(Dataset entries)
▼▼▼
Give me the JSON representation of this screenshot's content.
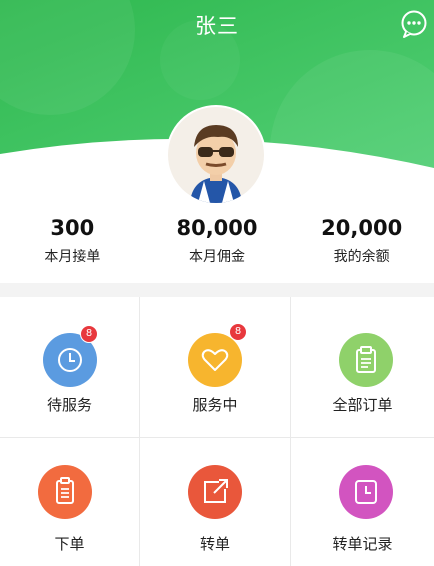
{
  "header": {
    "title": "张三",
    "chat_icon": "chat-bubble-icon",
    "bg_color": "#3fc05f"
  },
  "stats": [
    {
      "value": "300",
      "label": "本月接单"
    },
    {
      "value": "80,000",
      "label": "本月佣金"
    },
    {
      "value": "20,000",
      "label": "我的余额"
    }
  ],
  "menu": [
    {
      "label": "待服务",
      "icon": "clock-icon",
      "color": "#5b9be0",
      "badge": "8"
    },
    {
      "label": "服务中",
      "icon": "heart-icon",
      "color": "#f7b52e",
      "badge": "8"
    },
    {
      "label": "全部订单",
      "icon": "clipboard-icon",
      "color": "#8fd16a"
    },
    {
      "label": "下单",
      "icon": "document-icon",
      "color": "#f26b3f"
    },
    {
      "label": "转单",
      "icon": "share-icon",
      "color": "#e9573b"
    },
    {
      "label": "转单记录",
      "icon": "clock-icon",
      "color": "#d254c0"
    }
  ]
}
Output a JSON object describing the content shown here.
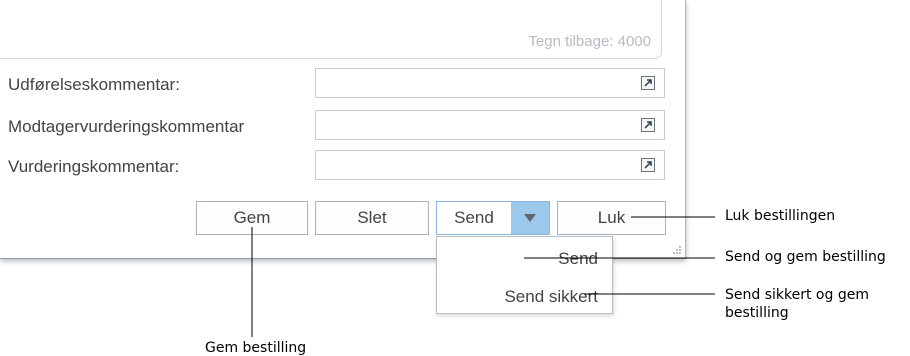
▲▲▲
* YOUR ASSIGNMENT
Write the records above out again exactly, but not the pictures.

* EXERCISE ANSWER
Give me the JSON representation of this screenshot's content.
{
  "header": {
    "title": "张三",
    "chat_icon": "chat-bubble-icon",
    "bg_color": "#3fc05f"
  },
  "stats": [
    {
      "value": "300",
      "label": "本月接单"
    },
    {
      "value": "80,000",
      "label": "本月佣金"
    },
    {
      "value": "20,000",
      "label": "我的余额"
    }
  ],
  "menu": [
    {
      "label": "待服务",
      "icon": "clock-icon",
      "color": "#5b9be0",
      "badge": "8"
    },
    {
      "label": "服务中",
      "icon": "heart-icon",
      "color": "#f7b52e",
      "badge": "8"
    },
    {
      "label": "全部订单",
      "icon": "clipboard-icon",
      "color": "#8fd16a"
    },
    {
      "label": "下单",
      "icon": "document-icon",
      "color": "#f26b3f"
    },
    {
      "label": "转单",
      "icon": "share-icon",
      "color": "#e9573b"
    },
    {
      "label": "转单记录",
      "icon": "clock-icon",
      "color": "#d254c0"
    }
  ]
}
Output a JSON object describing the content shown here.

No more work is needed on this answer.